The trade for Pomeranz was also met with disgust as the Sox were moving Anderson Espinoza, one of their best pitching prospects. It was later revealed that Pomeranz had failed his medical and that Padres General Manager A.J. Preller knew of his issues and was the reason for him trading him away. His punishment? It’s long been known that in MLB, not all teams are treated fairly, Preller got off with a slap on the wrist.
Pomeranz in 2016 was awful after the trade, going 3-5 in 13 starts with a 4.59 ERA and coming off an injury. Damaged goods is the only way to look at it. 2017 brought success Boston’s way as he was able to turn it around with a 17-6 season and a 3.32 ERA in 32 starts with 174 K’s in 173 2/3 innings of work. 2018 was more of the same Pomeranz of old as he went 2-6 with an ERA north of 6.00 and was relegated to the bullpen. Two big moves that thrashed the farm system.

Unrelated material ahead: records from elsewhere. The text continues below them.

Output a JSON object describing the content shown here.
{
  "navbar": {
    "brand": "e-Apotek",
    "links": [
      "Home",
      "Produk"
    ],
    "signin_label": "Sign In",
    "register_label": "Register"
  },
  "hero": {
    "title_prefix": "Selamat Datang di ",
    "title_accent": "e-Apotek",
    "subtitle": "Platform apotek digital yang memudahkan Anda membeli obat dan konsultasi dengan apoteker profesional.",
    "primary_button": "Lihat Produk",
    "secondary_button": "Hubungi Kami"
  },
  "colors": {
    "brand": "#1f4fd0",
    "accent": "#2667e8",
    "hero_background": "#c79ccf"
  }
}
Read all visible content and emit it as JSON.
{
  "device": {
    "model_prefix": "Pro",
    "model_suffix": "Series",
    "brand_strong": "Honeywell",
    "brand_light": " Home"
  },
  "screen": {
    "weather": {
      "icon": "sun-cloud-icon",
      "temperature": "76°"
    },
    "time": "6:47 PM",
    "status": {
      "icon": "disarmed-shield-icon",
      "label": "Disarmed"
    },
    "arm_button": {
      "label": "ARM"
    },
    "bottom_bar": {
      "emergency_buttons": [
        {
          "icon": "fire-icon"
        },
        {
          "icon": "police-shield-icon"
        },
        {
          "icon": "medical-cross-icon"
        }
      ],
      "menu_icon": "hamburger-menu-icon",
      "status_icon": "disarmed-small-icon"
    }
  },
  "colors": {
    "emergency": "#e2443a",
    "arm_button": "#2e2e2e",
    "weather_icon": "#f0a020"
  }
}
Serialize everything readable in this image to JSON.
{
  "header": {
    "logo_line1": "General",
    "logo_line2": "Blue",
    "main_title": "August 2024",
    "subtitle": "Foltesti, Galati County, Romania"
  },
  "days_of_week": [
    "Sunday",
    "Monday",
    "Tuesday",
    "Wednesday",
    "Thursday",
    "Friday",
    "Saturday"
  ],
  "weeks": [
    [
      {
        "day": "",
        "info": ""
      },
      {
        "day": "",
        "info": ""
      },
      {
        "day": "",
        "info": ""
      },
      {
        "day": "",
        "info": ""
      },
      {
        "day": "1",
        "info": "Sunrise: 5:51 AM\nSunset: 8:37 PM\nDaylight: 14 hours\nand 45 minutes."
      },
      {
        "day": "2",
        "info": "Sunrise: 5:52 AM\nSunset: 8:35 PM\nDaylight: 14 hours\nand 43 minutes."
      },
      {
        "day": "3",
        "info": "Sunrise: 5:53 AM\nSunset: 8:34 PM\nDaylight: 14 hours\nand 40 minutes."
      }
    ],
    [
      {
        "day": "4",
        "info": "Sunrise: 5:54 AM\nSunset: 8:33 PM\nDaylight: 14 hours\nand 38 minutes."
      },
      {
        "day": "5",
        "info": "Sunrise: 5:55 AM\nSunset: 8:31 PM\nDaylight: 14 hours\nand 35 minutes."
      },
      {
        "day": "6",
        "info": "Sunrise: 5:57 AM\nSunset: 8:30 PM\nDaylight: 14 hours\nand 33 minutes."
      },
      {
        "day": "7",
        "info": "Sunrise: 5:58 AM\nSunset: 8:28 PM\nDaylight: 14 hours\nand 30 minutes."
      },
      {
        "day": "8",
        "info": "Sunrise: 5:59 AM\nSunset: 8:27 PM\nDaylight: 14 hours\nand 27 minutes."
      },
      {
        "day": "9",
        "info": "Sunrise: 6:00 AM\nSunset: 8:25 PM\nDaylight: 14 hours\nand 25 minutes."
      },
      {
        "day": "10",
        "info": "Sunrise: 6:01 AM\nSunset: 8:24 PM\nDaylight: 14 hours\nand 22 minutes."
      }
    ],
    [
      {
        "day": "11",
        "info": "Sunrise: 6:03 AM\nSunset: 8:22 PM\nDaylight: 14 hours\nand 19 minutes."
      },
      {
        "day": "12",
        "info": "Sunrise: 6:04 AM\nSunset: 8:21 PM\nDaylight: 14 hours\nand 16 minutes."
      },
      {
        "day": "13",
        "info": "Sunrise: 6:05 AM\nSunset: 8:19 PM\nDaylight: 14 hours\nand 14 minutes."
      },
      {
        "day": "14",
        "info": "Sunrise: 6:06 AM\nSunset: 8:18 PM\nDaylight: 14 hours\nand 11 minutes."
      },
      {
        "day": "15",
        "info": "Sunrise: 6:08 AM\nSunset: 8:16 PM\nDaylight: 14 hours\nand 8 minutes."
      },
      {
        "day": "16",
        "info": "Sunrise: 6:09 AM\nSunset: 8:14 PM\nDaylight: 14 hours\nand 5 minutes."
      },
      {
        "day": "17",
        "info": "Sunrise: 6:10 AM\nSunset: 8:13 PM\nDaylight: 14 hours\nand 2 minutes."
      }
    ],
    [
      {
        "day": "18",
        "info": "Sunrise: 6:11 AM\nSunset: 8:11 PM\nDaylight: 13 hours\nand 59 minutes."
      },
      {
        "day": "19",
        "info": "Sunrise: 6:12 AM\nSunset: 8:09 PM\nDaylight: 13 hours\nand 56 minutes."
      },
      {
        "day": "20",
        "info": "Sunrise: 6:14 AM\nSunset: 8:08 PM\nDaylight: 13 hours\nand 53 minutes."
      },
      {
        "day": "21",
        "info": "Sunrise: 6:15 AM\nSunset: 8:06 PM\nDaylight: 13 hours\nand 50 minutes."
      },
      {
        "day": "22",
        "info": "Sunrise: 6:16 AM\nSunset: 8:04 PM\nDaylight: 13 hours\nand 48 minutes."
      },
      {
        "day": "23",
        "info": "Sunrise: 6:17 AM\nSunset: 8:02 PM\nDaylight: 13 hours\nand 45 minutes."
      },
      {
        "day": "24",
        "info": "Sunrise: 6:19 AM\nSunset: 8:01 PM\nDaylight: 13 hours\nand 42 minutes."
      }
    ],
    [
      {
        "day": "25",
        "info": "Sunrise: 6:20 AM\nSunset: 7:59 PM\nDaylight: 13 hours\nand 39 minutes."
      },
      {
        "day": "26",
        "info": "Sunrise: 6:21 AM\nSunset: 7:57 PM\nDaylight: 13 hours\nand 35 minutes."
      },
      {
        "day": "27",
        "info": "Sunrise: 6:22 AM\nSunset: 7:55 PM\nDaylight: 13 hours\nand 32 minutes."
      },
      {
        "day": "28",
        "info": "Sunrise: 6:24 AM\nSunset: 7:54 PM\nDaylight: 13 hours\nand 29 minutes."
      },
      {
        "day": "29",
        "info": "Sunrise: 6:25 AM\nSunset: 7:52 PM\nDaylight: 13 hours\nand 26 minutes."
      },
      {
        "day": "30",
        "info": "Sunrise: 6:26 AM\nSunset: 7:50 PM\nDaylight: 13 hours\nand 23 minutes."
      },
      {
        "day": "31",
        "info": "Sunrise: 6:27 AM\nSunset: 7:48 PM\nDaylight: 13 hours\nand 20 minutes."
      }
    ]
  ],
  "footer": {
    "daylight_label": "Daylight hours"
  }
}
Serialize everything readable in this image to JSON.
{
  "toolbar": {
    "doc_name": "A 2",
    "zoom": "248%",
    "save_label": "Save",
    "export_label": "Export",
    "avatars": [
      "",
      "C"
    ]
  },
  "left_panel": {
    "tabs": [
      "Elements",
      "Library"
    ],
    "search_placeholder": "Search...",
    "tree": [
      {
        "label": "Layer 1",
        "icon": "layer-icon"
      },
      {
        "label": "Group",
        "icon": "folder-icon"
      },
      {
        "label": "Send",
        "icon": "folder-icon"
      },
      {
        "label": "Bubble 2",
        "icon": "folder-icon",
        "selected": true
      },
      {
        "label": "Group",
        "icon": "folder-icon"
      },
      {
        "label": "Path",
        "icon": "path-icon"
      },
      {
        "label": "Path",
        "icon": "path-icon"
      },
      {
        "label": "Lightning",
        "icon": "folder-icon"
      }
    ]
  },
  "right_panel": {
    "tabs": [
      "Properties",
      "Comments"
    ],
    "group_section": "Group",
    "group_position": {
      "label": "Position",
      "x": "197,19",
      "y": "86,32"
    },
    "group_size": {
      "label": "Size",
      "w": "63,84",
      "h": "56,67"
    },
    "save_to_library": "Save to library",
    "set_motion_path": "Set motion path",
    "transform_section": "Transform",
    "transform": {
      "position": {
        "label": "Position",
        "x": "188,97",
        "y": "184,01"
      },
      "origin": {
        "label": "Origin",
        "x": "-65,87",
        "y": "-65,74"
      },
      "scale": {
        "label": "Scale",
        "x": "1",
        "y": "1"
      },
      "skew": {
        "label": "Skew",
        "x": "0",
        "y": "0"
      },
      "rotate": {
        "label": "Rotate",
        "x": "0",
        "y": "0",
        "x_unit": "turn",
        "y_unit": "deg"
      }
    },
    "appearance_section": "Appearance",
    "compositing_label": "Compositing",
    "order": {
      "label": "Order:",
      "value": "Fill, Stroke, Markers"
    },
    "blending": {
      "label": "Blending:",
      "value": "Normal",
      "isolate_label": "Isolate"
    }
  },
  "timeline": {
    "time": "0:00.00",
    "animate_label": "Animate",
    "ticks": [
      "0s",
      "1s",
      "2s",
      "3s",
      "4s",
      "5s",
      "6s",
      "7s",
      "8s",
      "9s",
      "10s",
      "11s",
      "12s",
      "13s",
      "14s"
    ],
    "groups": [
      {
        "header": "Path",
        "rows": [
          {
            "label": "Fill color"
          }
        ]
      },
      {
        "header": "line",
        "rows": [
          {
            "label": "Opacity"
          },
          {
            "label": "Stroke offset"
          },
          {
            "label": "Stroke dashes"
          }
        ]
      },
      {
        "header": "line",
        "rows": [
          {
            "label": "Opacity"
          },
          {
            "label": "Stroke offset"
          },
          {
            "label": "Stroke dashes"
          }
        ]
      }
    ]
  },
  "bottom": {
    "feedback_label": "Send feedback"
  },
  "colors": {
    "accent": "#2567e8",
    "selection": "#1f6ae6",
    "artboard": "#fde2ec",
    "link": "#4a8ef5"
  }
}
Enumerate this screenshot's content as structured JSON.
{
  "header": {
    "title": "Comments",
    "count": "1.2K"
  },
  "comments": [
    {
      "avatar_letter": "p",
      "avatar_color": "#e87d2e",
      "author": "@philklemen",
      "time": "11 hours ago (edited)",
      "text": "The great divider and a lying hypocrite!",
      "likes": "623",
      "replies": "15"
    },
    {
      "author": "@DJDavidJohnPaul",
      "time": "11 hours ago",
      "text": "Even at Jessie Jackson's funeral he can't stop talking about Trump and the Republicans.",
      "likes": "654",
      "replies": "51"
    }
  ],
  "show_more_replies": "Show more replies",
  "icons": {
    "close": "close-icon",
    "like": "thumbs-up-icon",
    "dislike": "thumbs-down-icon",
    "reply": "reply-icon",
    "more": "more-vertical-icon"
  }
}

One trade that would be hard to view as a complete bust was the trade for Sale back in 2016. Sale got moved from the White Sox for an All-Star package of prospects including Yoan Moncada, flamethrower Michael Kopech, along with Victor Diaz & Luis Basabe. Diaz hasn’t done anything and Basabe hasn’t done much in Single-A. Kopech spent 2019 on the shelf recovering from TJ surgery and will be ready to rock in 2020.
Moncada was the big prized prospect that changed his Red Socks for White ones that was going to be the largest pending question. Trading away a future All-Star and potential face of the franchise for anything less than a World Series title would have been a bust. Sale helped the Sox win one in 2018. Now the question is, was it worth trading both players away in the short term to affect the long term?
Moncada has quietly put together a great season slashing .301/23/68/9 in 115 games so far in 2019. With the White Sox out of playoff contention, Moncada, like the Red Sox, will hope for a stroke of luck in 2020. One thing is for sure, Kopech, when healthy, and Moncada will make the Sox in the AL Central a team to be nervous about.